Another problem with measuring true leg length is that it is often done only considering 1 or 2 variables and not the whole picture.
For example, if you lie on your back and have someone look at the bottom of your feet, a majority of people will demonstrate one leg that appears shorter. If this is the ONLY measurement that is used to determine you have a short leg, the assessment is not nearly thorough enough and is not complete. This would be looking at a car without starting it and determining that it is either garbage or worth $25,000- you have no idea until you start it up, examine from numerous angles, and ensure it functions well.
When you lie on your back, there is often a muscle imbalance and one hip may be drawn upwards because it is tighter giving the appearance of a short leg when in fact they may be even... or the other one may be longer.
Going further, some will only consider the height of the pelvis when standing and use palpation (touch) to determine which side of the pelvis is higher. However, once again this is an imperfect method because muscle tone can affect what the provider feels as well as a pelvic twist that can cause the height to be altered from the true length.
There are numerous times that myself, the patient, and even other providers feel is the high hip only to be refuted by X-rays of the pelvis; sometimes it feels to everyone like the right side is higher only to see on an X-ray the left side is actually higher by 5-10mm.
My point here is that we CANNOT trust what we see in the lying down position because of muscle tone and we CANNOT trust what we feel in the standing position because it is not completely accurate.
So what do we trust?
Only what we can see with X-ray imaging combined with measurements and visualization of the legs on the outside. This is why to determines if one's leg truly is short, we have to look at leg length lying down, we should use a measuring tape to measure legs top to bottom using identical landmarks, we have to palpate the top of the pelvis standing up, we have to take an X-ray image of the low back and pelvis, and we have to correlate that to a patient's symptoms and experience. All of the pieces of the puzzle have to match up before I would ever tell a patient to try a heel lift.
Lastly, just to make things more confusing, even if we determine that a patient has one leg shorter than the other by 25mm, we have to consider age and whether the low back is already compensating properly or not before prescribing a heel lift.
Is the right pelvis uneven? Is the low back leaning to the right? is it straight? Is it leaning left? Is the person still of the age where their spine can compensate? Is it already compensating properly?
All of these have to be answered before using a heel lift
I have had patients whom were told one leg was 1/2" short than the other simply by looking at their legs when lying down and they were given a 1/2" lift all at one time.

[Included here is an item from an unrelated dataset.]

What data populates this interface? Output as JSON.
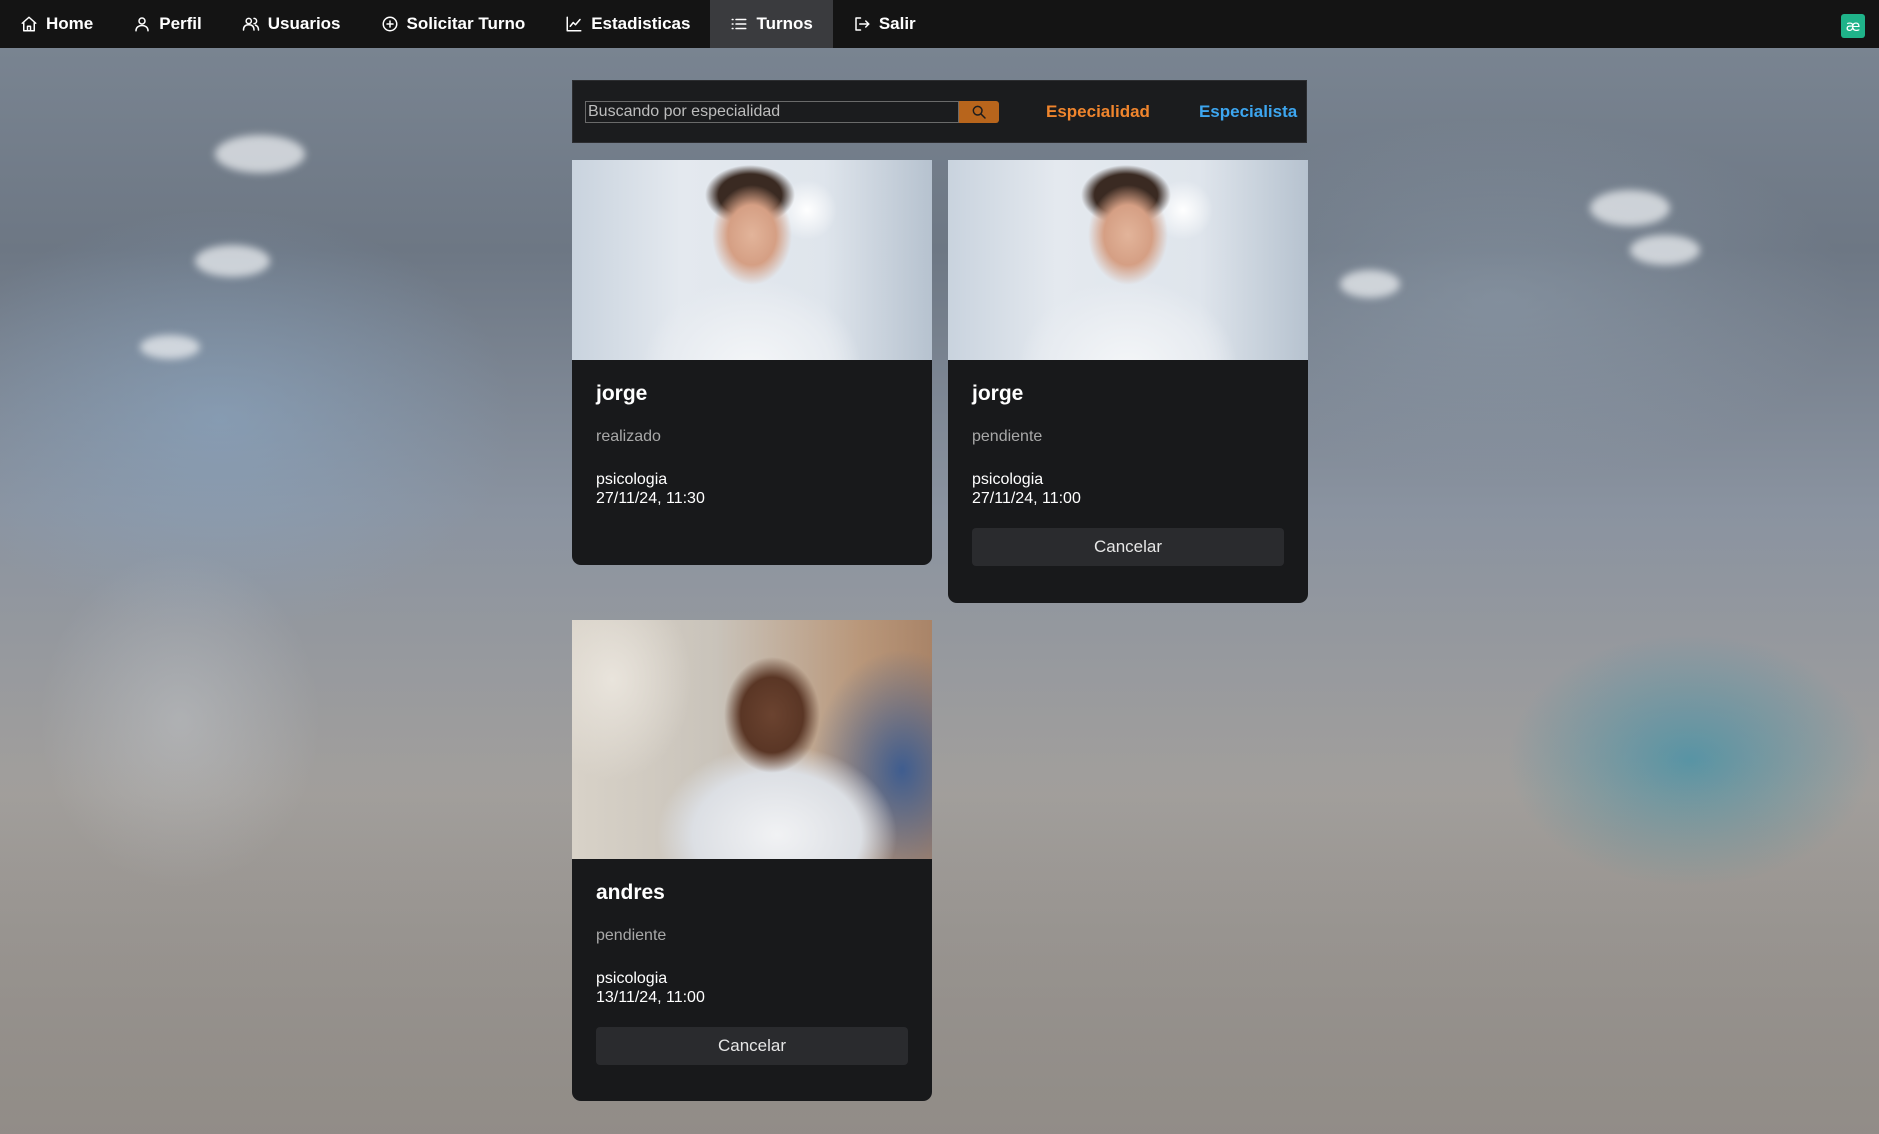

This would be like trying to 2 years worth of teeth/jaw movement with braces in 24 hours. It's not safe or healthy.
Once we know someone needs a heel lift, it has to be implemented in small increments over the course of weeks and months to allow the spine and all other structures to move and compensate in a healthy way.

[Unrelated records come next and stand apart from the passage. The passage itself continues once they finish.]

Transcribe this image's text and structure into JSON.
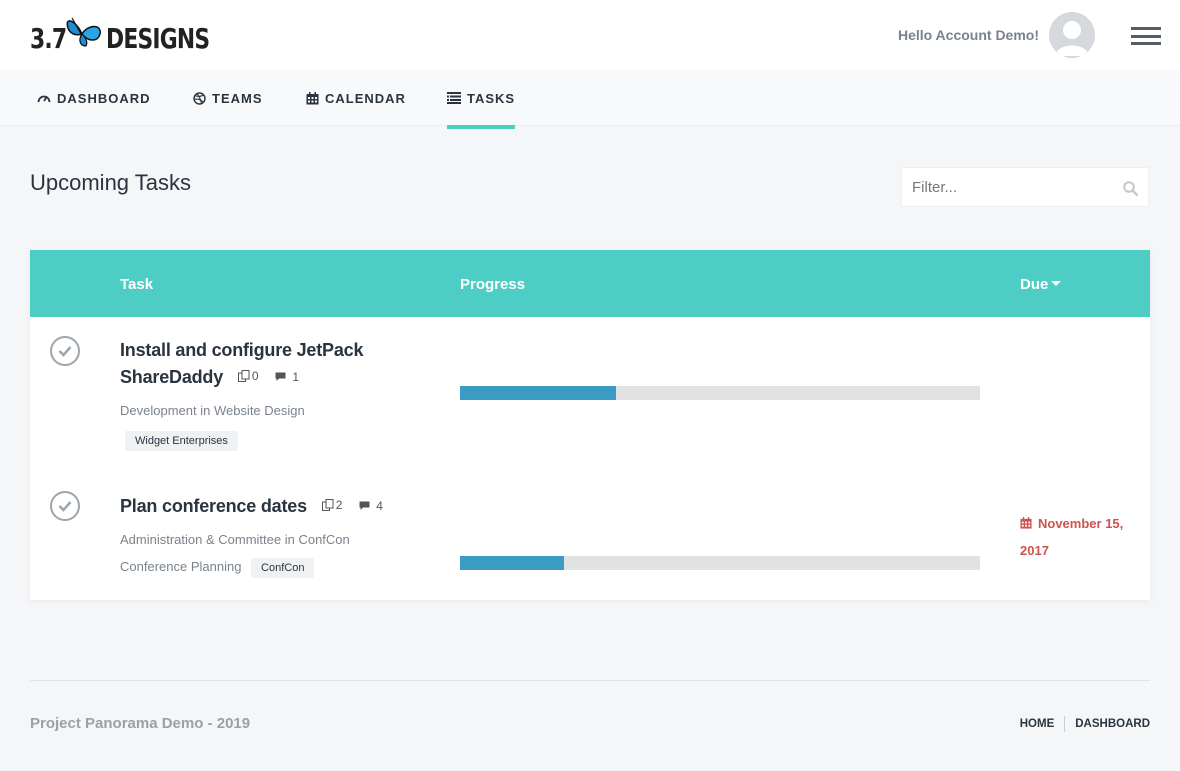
{
  "brand": {
    "logo_number": "3.7",
    "logo_word": "DESIGNS",
    "icon": "butterfly-icon",
    "accent_color": "#4ecdc4"
  },
  "header": {
    "greeting": "Hello Account Demo!",
    "avatar_icon": "user-avatar-icon",
    "menu_icon": "hamburger-menu-icon"
  },
  "nav": {
    "items": [
      {
        "label": "DASHBOARD",
        "icon": "gauge-icon",
        "active": false
      },
      {
        "label": "TEAMS",
        "icon": "dribbble-icon",
        "active": false
      },
      {
        "label": "CALENDAR",
        "icon": "calendar-icon",
        "active": false
      },
      {
        "label": "TASKS",
        "icon": "list-icon",
        "active": true
      }
    ]
  },
  "page": {
    "title": "Upcoming Tasks",
    "filter_placeholder": "Filter...",
    "filter_value": ""
  },
  "table": {
    "columns": {
      "task": "Task",
      "progress": "Progress",
      "due": "Due"
    },
    "rows": [
      {
        "title_line1": "Install and configure JetPack",
        "title_line2": "ShareDaddy",
        "documents": "0",
        "comments": "1",
        "phase": "Development in Website Design",
        "tag": "Widget Enterprises",
        "progress": 30,
        "due": ""
      },
      {
        "title_line1": "Plan conference dates",
        "documents": "2",
        "comments": "4",
        "phase_line1": "Administration & Committee in ConfCon",
        "phase_line2": "Conference Planning",
        "tag": "ConfCon",
        "progress": 20,
        "due_line1": "November 15,",
        "due_line2": "2017",
        "due_color": "#d0524f"
      }
    ]
  },
  "footer": {
    "text": "Project Panorama Demo - 2019",
    "links": [
      "HOME",
      "DASHBOARD"
    ]
  }
}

So, in short... Are your legs really different lengths? Probably. Does it matter? Probably not. If it does matter then it needs to be measured properly. When it is measured properly, it needs to be dealt with precisely and incrementally.
The reality is that we cannot be absolutely sure that legs are uneven or that the body can't compensate well enough before muscle tone, posture, and the neck alignment are corrected. This is why NUCCA is absolutely vital before prescribing heel lifts or dealing with potentially uneven leg lengths.

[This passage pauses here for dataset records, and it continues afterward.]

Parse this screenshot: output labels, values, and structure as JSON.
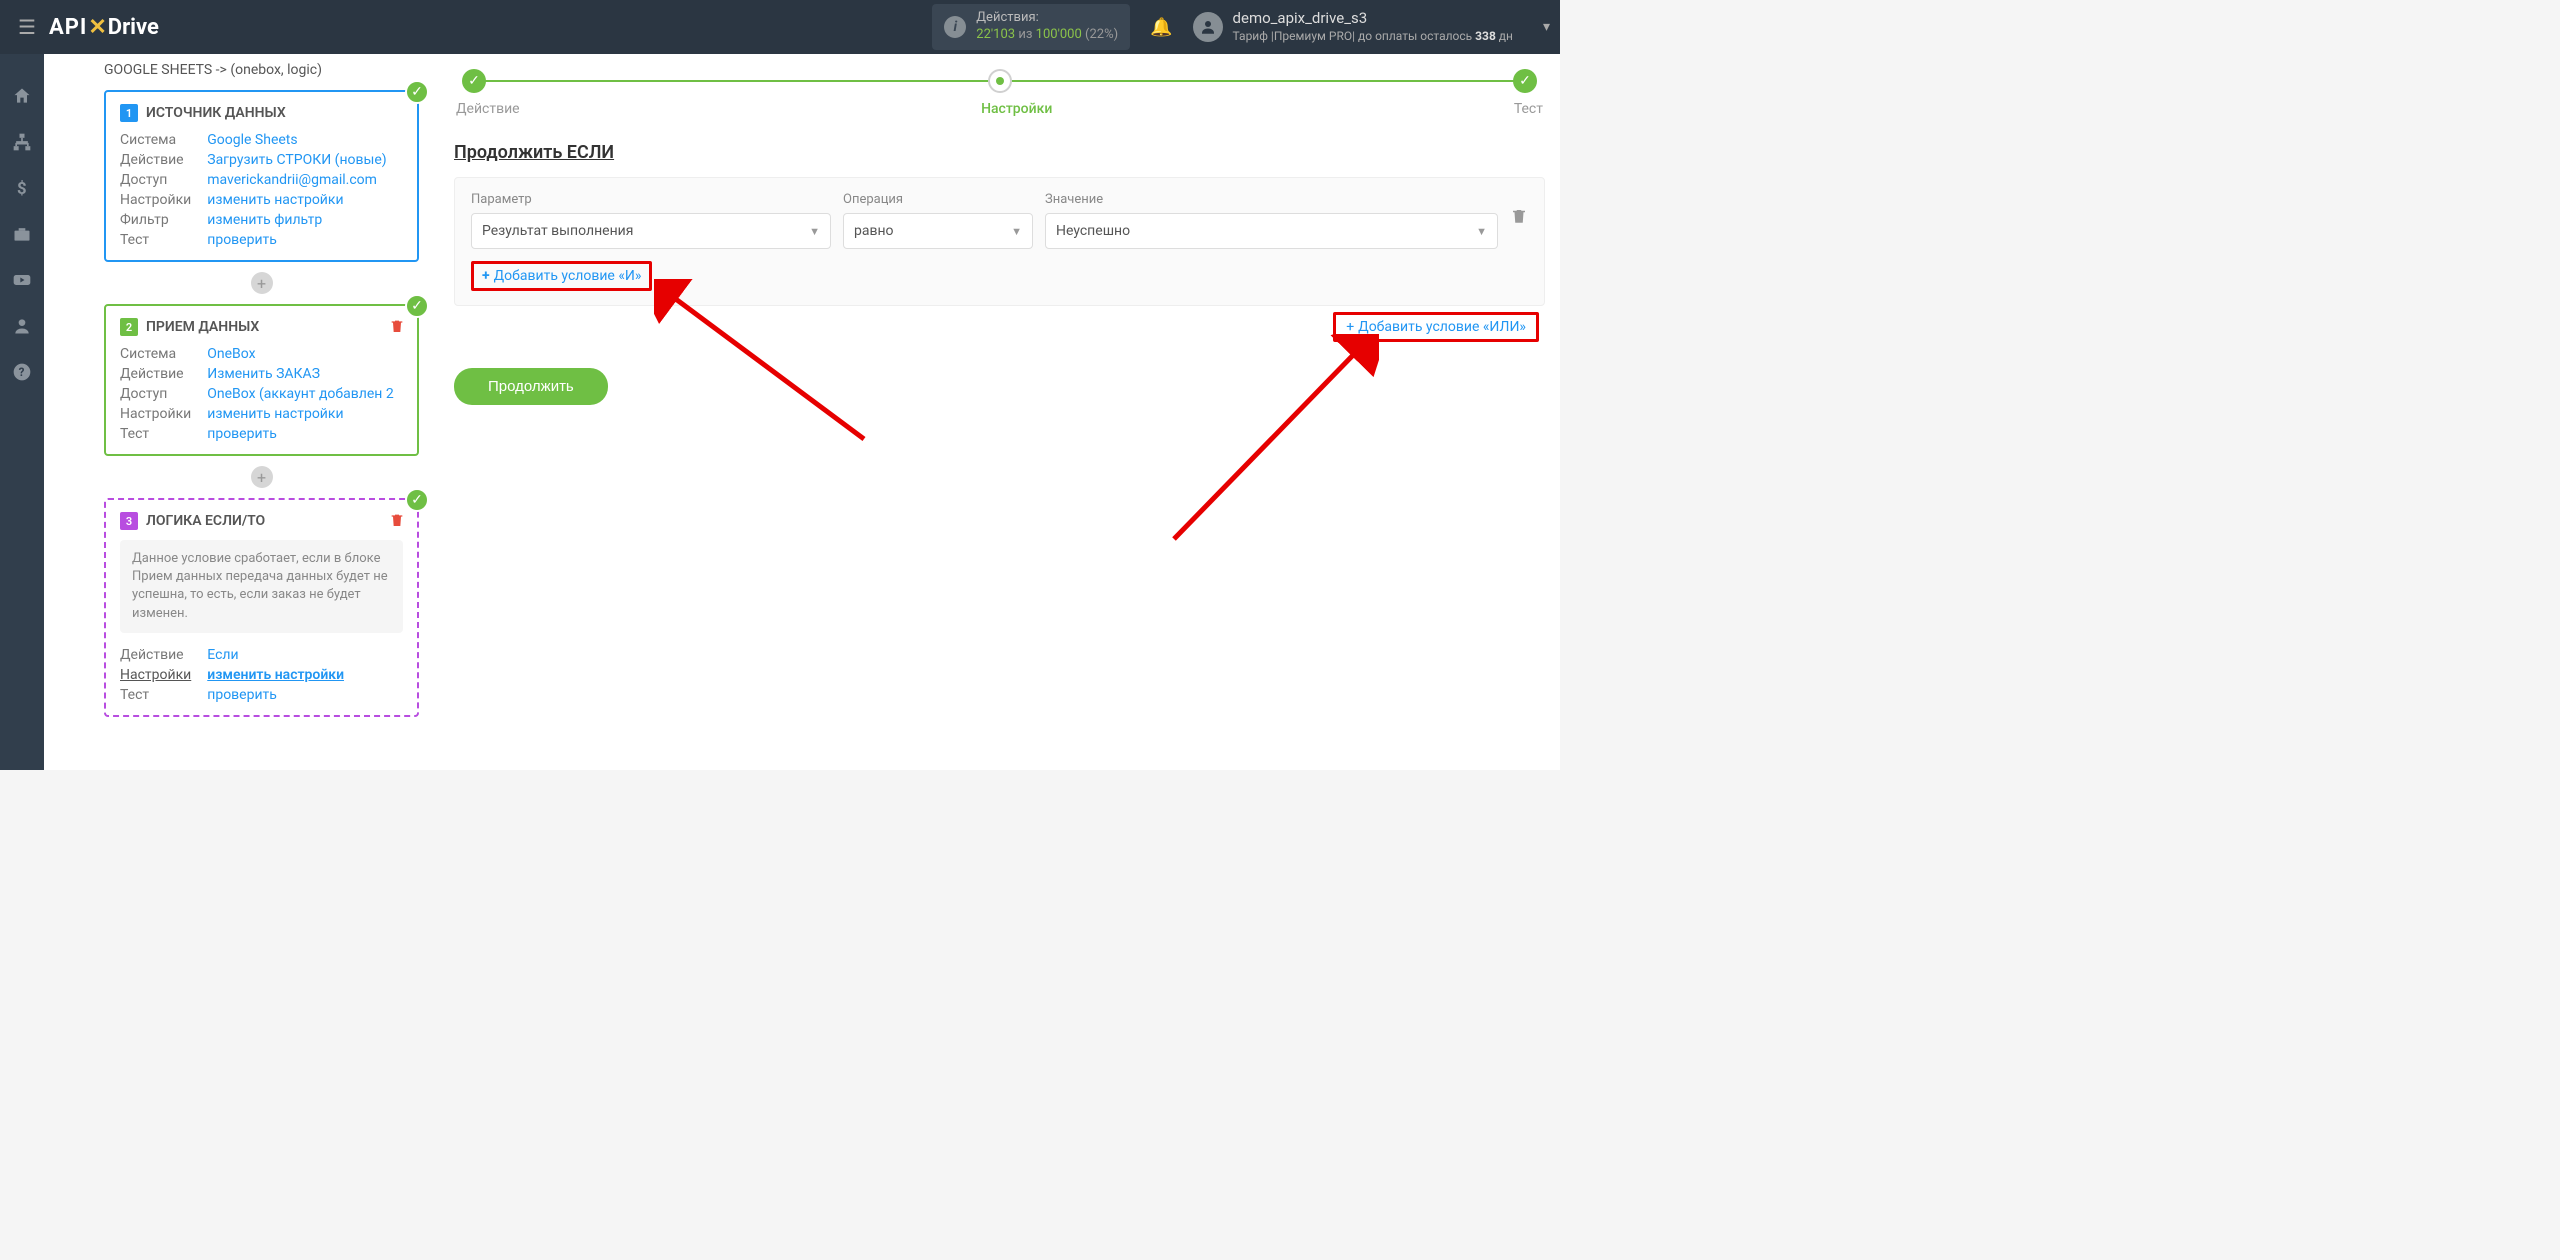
{
  "navbar": {
    "actions_label": "Действия:",
    "actions_cur": "22'103",
    "actions_of": "из",
    "actions_max": "100'000",
    "actions_pct": "(22%)",
    "user_name": "demo_apix_drive_s3",
    "tariff_prefix": "Тариф |Премиум PRO| до оплаты осталось ",
    "tariff_days": "338",
    "tariff_suffix": " дн"
  },
  "panel": {
    "title": "GOOGLE SHEETS -> (onebox, logic)",
    "block1": {
      "num": "1",
      "title": "ИСТОЧНИК ДАННЫХ",
      "labels": {
        "system": "Система",
        "action": "Действие",
        "access": "Доступ",
        "settings": "Настройки",
        "filter": "Фильтр",
        "test": "Тест"
      },
      "values": {
        "system": "Google Sheets",
        "action": "Загрузить СТРОКИ (новые)",
        "access": "maverickandrii@gmail.com",
        "settings": "изменить настройки",
        "filter": "изменить фильтр",
        "test": "проверить"
      }
    },
    "block2": {
      "num": "2",
      "title": "ПРИЕМ ДАННЫХ",
      "labels": {
        "system": "Система",
        "action": "Действие",
        "access": "Доступ",
        "settings": "Настройки",
        "test": "Тест"
      },
      "values": {
        "system": "OneBox",
        "action": "Изменить ЗАКАЗ",
        "access": "OneBox (аккаунт добавлен 2",
        "settings": "изменить настройки",
        "test": "проверить"
      }
    },
    "block3": {
      "num": "3",
      "title": "ЛОГИКА ЕСЛИ/ТО",
      "desc": "Данное условие сработает, если в блоке Прием данных передача данных будет не успешна, то есть, если заказ не будет изменен.",
      "labels": {
        "action": "Действие",
        "settings": "Настройки",
        "test": "Тест"
      },
      "values": {
        "action": "Если",
        "settings": "изменить настройки",
        "test": "проверить"
      }
    }
  },
  "wizard": {
    "step1": "Действие",
    "step2": "Настройки",
    "step3": "Тест"
  },
  "main": {
    "section_title": "Продолжить ЕСЛИ",
    "param_label": "Параметр",
    "op_label": "Операция",
    "val_label": "Значение",
    "param_value": "Результат выполнения",
    "op_value": "равно",
    "val_value": "Неуспешно",
    "add_and": "Добавить условие «И»",
    "add_or": "Добавить условие «ИЛИ»",
    "continue": "Продолжить"
  }
}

If you have questions about leg length, pelvic that is not leveled, heel lifts, postural distortion, or if your hip and/or low back pain is stemming from an imbalance relating to a neck misalignment, do not hesitate to contact our office (or your nearest Upper Cervical Chiropractic office) to ask for a complimentary consultation or assessment.